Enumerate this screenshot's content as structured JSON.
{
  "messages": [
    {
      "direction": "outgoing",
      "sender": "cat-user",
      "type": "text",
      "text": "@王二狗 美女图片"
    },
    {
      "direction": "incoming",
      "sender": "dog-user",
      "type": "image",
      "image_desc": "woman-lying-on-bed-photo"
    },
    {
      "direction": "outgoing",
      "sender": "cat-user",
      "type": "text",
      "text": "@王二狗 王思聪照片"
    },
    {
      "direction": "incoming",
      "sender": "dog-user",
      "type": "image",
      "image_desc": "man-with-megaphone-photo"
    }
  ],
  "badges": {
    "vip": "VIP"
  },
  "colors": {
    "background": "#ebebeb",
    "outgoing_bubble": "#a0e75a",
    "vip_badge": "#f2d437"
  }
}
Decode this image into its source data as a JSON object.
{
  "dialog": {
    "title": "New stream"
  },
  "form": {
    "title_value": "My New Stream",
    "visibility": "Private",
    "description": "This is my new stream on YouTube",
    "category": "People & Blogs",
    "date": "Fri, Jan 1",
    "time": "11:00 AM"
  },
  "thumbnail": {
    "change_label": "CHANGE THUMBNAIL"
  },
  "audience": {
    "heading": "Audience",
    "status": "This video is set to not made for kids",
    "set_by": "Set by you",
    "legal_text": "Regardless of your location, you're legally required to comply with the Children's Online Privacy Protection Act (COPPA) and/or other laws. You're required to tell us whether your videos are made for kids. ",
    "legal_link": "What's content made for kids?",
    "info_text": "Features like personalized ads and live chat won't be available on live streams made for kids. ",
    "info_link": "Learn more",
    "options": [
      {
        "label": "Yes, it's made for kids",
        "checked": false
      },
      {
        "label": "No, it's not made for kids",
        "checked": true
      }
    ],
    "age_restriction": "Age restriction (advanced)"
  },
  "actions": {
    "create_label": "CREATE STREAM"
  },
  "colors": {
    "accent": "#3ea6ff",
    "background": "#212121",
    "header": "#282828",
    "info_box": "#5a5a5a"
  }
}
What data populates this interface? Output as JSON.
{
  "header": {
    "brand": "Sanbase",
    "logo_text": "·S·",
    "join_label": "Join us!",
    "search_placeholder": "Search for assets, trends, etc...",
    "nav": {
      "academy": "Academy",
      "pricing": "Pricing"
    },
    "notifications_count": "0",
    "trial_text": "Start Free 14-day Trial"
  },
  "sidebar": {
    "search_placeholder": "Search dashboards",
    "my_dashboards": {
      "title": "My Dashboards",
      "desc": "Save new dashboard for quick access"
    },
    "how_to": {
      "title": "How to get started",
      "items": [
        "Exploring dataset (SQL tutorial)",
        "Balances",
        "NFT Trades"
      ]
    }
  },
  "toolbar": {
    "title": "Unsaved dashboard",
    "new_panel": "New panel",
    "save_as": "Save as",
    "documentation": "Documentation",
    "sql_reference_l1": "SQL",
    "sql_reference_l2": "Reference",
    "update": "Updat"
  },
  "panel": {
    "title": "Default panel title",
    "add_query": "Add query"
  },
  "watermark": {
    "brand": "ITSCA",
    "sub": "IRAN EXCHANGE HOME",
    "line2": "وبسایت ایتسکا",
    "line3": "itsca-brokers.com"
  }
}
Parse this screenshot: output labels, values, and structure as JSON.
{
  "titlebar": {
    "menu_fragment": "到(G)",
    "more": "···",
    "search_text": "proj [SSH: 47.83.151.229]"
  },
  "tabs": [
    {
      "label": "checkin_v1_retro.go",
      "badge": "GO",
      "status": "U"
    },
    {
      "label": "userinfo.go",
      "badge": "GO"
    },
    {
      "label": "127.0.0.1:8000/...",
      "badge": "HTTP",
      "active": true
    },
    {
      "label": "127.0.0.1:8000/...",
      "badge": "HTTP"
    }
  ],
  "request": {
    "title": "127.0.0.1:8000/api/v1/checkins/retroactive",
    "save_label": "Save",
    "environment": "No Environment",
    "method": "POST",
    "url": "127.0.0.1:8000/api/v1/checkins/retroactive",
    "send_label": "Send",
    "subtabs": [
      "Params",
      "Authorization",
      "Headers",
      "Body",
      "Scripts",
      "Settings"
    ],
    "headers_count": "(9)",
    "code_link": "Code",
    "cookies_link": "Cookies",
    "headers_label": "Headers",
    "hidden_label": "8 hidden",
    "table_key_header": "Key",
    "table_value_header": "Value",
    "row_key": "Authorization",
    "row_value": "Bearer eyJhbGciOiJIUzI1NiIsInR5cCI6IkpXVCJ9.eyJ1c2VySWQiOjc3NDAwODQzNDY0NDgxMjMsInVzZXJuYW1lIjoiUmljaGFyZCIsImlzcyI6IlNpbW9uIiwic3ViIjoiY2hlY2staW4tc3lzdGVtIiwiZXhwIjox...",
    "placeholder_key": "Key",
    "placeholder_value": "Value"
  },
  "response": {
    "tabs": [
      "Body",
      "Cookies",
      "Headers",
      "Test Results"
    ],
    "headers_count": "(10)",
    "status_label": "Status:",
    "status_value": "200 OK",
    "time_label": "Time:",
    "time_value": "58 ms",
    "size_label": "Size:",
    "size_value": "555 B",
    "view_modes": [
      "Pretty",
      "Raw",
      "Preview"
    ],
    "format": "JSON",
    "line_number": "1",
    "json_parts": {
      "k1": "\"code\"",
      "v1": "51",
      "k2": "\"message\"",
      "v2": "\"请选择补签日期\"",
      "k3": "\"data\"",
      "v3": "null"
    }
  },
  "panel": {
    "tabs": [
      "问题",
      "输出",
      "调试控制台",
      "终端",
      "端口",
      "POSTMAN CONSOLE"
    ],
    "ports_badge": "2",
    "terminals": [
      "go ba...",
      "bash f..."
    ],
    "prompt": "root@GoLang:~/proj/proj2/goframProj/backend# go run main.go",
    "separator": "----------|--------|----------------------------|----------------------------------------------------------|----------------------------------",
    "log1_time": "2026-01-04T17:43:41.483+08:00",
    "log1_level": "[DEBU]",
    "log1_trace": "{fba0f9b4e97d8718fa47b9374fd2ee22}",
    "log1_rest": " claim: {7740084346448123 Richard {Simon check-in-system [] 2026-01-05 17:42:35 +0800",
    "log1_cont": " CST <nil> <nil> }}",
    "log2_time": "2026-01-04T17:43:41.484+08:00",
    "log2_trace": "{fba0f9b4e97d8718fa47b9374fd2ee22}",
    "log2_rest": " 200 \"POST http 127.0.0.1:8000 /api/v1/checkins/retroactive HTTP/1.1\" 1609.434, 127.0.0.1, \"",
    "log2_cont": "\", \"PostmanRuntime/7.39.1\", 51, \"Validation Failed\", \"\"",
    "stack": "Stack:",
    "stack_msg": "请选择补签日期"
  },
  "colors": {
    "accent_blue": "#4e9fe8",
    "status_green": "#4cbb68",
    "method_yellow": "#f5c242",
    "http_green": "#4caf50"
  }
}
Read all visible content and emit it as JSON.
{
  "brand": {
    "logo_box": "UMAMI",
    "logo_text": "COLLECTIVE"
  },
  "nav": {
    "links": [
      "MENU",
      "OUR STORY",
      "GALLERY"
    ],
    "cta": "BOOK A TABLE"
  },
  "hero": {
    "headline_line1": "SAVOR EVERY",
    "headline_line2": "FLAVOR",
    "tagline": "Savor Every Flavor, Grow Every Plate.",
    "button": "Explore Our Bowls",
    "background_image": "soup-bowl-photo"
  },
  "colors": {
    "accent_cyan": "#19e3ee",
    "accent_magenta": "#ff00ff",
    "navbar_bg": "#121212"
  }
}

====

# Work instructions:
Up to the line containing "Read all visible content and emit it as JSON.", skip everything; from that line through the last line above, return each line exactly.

# Output below:
Read all visible content and emit it as JSON.
{
  "brand": {
    "logo_box": "UMAMI",
    "logo_text": "COLLECTIVE"
  },
  "nav": {
    "links": [
      "MENU",
      "OUR STORY",
      "GALLERY"
    ],
    "cta": "BOOK A TABLE"
  },
  "hero": {
    "headline_line1": "SAVOR EVERY",
    "headline_line2": "FLAVOR",
    "tagline": "Savor Every Flavor, Grow Every Plate.",
    "button": "Explore Our Bowls",
    "background_image": "soup-bowl-photo"
  },
  "colors": {
    "accent_cyan": "#19e3ee",
    "accent_magenta": "#ff00ff",
    "navbar_bg": "#121212"
  }
}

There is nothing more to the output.